▸ **PROBLEM TO SOLVE**
Scan the material and copy every line in which "kind" appears.
'''
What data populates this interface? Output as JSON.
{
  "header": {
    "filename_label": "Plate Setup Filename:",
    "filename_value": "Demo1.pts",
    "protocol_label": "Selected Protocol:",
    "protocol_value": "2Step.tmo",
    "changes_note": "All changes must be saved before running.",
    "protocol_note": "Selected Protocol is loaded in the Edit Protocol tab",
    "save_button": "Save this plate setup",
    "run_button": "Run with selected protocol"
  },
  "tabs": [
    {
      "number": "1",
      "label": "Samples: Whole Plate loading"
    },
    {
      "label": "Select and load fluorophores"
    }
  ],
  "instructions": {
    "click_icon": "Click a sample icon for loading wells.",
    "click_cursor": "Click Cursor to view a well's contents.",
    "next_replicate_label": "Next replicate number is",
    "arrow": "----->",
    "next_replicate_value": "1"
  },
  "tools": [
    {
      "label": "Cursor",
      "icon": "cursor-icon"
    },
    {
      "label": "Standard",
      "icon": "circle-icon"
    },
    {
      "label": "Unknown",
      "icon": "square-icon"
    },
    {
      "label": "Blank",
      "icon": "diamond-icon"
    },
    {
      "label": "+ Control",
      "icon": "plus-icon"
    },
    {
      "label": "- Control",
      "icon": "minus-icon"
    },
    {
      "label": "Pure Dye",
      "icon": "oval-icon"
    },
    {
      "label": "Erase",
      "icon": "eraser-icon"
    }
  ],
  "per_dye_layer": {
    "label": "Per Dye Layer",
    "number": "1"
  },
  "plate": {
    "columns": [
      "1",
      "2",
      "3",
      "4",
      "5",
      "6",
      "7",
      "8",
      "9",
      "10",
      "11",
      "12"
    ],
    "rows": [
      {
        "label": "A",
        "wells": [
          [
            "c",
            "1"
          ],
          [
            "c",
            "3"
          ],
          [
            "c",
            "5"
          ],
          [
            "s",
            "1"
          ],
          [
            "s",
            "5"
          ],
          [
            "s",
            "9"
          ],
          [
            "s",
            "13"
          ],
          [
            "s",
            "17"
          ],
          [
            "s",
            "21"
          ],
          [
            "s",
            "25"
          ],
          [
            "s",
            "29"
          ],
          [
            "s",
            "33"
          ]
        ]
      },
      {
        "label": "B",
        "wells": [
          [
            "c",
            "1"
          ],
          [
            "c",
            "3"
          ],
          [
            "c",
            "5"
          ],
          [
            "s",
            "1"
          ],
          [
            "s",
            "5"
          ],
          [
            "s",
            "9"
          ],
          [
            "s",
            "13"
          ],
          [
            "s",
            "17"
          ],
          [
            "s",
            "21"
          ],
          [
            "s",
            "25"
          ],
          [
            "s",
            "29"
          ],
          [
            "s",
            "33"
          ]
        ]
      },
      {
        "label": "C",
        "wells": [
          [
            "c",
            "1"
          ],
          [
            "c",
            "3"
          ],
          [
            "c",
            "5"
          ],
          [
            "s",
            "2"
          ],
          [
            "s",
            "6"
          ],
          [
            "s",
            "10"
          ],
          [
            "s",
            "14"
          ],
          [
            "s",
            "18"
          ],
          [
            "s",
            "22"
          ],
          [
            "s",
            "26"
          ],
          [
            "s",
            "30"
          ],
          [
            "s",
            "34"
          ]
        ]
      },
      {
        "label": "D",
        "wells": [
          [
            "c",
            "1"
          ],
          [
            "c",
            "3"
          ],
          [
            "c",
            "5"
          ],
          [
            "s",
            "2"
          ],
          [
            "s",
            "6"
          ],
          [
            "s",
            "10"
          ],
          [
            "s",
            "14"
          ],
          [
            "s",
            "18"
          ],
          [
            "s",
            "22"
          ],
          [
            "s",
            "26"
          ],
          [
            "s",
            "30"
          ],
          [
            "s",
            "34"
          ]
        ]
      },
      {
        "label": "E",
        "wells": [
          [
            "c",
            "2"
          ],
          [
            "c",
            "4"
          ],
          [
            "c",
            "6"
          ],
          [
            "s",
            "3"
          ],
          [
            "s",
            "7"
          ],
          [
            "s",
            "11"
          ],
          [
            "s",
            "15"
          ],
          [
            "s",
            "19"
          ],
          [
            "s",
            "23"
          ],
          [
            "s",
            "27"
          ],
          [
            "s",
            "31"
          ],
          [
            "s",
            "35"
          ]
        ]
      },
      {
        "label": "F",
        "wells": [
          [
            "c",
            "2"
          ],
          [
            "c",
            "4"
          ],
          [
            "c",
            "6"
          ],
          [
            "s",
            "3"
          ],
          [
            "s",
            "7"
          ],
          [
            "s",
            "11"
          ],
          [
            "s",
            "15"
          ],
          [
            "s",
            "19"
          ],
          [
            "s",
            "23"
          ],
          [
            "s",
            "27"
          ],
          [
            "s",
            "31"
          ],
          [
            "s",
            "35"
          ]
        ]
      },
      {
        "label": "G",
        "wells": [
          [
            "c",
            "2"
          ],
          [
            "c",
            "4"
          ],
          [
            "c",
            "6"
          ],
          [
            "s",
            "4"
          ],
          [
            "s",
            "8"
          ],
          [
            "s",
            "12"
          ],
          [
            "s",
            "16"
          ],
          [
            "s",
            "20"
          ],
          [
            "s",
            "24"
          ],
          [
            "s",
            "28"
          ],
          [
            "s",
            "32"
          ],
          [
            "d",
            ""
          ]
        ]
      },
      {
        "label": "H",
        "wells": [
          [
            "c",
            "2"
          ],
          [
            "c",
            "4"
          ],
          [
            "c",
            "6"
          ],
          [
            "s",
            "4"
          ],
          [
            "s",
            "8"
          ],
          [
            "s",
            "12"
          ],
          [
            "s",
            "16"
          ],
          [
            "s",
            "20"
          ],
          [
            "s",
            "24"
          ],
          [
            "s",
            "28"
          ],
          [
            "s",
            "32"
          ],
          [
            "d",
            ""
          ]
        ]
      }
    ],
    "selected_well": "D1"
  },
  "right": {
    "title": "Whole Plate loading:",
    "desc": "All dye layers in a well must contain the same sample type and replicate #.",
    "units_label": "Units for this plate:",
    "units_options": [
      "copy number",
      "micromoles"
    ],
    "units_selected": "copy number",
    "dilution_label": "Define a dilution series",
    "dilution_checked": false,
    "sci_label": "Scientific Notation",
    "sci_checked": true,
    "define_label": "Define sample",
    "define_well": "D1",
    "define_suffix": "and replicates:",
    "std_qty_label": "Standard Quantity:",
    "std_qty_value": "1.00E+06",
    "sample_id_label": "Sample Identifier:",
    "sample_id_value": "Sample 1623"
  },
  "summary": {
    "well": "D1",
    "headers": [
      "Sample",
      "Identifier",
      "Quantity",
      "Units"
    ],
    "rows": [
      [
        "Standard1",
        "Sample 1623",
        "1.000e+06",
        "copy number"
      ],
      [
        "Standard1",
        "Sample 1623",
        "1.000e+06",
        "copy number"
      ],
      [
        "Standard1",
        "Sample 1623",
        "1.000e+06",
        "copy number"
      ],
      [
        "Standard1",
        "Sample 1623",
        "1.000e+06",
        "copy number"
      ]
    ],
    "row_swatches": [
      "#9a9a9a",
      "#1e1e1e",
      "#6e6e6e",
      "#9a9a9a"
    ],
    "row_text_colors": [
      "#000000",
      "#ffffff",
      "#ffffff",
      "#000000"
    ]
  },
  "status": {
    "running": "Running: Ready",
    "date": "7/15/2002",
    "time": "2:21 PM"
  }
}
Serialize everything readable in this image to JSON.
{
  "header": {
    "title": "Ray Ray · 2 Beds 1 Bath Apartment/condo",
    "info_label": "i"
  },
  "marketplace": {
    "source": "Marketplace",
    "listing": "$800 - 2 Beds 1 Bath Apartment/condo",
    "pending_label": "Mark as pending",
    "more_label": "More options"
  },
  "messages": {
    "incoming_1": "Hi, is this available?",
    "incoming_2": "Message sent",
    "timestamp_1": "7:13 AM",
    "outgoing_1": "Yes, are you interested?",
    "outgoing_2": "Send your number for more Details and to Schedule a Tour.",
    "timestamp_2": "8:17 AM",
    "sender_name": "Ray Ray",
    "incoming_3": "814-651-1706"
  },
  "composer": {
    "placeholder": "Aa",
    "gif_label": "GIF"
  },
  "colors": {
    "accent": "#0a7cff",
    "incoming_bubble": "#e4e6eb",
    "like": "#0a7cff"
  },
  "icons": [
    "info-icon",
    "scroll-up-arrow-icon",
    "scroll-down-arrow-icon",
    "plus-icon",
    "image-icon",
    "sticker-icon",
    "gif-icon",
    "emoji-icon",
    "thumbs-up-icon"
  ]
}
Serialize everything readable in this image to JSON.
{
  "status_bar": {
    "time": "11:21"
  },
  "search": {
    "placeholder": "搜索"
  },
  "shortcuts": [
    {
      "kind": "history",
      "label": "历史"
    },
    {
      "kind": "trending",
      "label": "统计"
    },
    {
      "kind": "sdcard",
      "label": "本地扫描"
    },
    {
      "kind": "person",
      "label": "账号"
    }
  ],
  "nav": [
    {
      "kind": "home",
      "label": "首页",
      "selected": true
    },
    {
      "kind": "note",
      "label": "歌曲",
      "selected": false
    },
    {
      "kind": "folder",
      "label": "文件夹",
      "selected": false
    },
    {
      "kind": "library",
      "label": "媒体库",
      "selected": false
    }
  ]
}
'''
▸ **THE COMPLETED TASK**
      "kind": "history",
      "kind": "trending",
      "kind": "sdcard",
      "kind": "person",
      "kind": "home",
      "kind": "note",
      "kind": "folder",
      "kind": "library",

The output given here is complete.